■ **TASK ITEM**
Reproduce exactly the line that includes "Parse this screenshot: output" and all lines after it, ending with the last line of the data.

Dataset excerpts
------------------------------------------------------------------------
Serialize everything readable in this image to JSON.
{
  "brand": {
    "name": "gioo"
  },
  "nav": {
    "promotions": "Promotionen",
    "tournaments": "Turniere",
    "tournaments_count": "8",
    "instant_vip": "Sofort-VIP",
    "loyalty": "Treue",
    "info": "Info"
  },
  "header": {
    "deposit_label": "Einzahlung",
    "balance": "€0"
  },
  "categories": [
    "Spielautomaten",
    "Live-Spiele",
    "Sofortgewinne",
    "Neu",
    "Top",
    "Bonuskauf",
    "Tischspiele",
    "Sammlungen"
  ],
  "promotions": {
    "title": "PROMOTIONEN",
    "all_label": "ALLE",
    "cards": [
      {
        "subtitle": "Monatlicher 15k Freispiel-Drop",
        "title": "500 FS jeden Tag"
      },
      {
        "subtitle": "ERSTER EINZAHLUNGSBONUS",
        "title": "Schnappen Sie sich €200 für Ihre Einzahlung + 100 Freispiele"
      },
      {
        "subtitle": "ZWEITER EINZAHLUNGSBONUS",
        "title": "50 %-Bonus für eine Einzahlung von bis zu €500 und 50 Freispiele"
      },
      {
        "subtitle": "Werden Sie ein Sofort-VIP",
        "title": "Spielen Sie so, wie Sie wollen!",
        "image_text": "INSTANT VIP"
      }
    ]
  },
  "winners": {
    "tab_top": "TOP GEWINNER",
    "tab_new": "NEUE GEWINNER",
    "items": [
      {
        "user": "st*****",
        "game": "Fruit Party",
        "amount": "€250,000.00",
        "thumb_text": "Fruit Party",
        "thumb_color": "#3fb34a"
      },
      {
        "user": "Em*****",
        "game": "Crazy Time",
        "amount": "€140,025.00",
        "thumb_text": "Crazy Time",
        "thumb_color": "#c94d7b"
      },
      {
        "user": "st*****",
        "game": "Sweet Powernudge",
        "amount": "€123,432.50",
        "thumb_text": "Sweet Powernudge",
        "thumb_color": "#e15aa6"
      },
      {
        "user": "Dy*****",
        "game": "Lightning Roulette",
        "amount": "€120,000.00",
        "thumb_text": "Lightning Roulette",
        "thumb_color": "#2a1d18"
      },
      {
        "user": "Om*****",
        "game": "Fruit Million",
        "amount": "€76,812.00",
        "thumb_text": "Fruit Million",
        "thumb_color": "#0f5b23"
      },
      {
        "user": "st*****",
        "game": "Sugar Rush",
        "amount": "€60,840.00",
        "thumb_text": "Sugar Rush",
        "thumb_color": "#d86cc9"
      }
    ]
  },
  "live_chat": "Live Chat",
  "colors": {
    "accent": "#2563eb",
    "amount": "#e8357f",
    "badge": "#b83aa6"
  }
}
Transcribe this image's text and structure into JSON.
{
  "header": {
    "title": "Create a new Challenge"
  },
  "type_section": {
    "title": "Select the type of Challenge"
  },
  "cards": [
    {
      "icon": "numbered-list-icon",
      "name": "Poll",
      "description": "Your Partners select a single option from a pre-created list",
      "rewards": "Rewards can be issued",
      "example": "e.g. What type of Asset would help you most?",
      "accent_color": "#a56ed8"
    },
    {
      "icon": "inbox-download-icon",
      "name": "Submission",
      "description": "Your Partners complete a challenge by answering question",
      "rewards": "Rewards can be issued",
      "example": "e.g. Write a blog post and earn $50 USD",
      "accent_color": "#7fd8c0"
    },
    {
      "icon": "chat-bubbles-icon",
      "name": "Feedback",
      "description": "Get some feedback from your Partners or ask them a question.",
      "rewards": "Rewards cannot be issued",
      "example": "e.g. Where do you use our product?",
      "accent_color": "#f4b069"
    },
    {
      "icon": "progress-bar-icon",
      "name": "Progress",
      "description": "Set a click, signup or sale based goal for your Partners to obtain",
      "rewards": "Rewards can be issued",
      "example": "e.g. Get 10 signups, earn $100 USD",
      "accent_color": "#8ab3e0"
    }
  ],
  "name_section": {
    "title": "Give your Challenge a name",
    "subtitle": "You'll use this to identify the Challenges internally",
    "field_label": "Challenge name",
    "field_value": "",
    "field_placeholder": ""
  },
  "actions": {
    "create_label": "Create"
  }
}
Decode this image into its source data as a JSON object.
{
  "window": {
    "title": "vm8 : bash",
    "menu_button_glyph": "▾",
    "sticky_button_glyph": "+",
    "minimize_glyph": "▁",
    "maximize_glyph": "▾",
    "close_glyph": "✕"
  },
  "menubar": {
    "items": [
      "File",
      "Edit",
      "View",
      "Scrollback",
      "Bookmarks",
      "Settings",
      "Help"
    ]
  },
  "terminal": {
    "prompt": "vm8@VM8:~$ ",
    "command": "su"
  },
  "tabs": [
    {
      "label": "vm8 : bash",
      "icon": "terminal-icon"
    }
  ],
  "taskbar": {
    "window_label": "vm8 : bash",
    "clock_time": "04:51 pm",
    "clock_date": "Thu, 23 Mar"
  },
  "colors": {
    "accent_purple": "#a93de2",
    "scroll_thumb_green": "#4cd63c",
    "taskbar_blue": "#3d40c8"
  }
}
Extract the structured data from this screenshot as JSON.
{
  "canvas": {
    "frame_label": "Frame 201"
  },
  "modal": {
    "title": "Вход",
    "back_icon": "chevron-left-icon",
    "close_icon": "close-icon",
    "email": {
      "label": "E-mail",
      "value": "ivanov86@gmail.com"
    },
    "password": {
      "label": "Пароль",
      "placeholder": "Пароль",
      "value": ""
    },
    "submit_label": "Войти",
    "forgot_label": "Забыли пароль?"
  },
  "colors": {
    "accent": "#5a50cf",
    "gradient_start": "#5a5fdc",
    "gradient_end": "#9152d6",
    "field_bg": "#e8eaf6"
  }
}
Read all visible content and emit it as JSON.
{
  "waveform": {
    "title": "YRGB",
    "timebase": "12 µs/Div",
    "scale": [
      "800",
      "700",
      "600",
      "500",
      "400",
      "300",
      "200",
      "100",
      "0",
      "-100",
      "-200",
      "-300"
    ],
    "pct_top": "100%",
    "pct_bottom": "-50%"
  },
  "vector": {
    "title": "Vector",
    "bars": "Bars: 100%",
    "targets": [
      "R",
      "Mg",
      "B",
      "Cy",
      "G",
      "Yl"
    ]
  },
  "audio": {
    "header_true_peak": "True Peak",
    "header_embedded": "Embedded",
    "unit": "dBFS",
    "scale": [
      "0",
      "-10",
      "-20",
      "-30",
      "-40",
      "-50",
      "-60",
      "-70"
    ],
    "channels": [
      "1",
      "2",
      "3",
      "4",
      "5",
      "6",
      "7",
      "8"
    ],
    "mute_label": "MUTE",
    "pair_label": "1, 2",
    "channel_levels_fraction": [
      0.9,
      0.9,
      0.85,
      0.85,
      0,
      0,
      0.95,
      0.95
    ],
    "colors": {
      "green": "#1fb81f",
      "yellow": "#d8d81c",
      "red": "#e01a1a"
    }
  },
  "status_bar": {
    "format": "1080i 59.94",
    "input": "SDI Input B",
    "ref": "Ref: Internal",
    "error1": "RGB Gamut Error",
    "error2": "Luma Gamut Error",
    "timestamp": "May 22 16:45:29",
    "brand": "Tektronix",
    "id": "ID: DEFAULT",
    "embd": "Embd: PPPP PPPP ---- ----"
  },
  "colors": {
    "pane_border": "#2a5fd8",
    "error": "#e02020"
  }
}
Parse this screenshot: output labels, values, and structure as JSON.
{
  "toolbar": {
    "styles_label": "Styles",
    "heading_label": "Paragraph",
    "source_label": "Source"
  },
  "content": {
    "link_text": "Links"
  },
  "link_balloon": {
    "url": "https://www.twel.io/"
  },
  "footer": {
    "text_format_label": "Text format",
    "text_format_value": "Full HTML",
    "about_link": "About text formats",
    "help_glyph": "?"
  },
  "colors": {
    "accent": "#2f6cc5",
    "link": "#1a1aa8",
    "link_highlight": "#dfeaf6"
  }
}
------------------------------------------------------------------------
■ **RESULT OF THE EXERCISE**
Parse this screenshot: output labels, values, and structure as JSON.
{
  "toolbar": {
    "styles_label": "Styles",
    "heading_label": "Paragraph",
    "source_label": "Source"
  },
  "content": {
    "link_text": "Links"
  },
  "link_balloon": {
    "url": "https://www.twel.io/"
  },
  "footer": {
    "text_format_label": "Text format",
    "text_format_value": "Full HTML",
    "about_link": "About text formats",
    "help_glyph": "?"
  },
  "colors": {
    "accent": "#2f6cc5",
    "link": "#1a1aa8",
    "link_highlight": "#dfeaf6"
  }
}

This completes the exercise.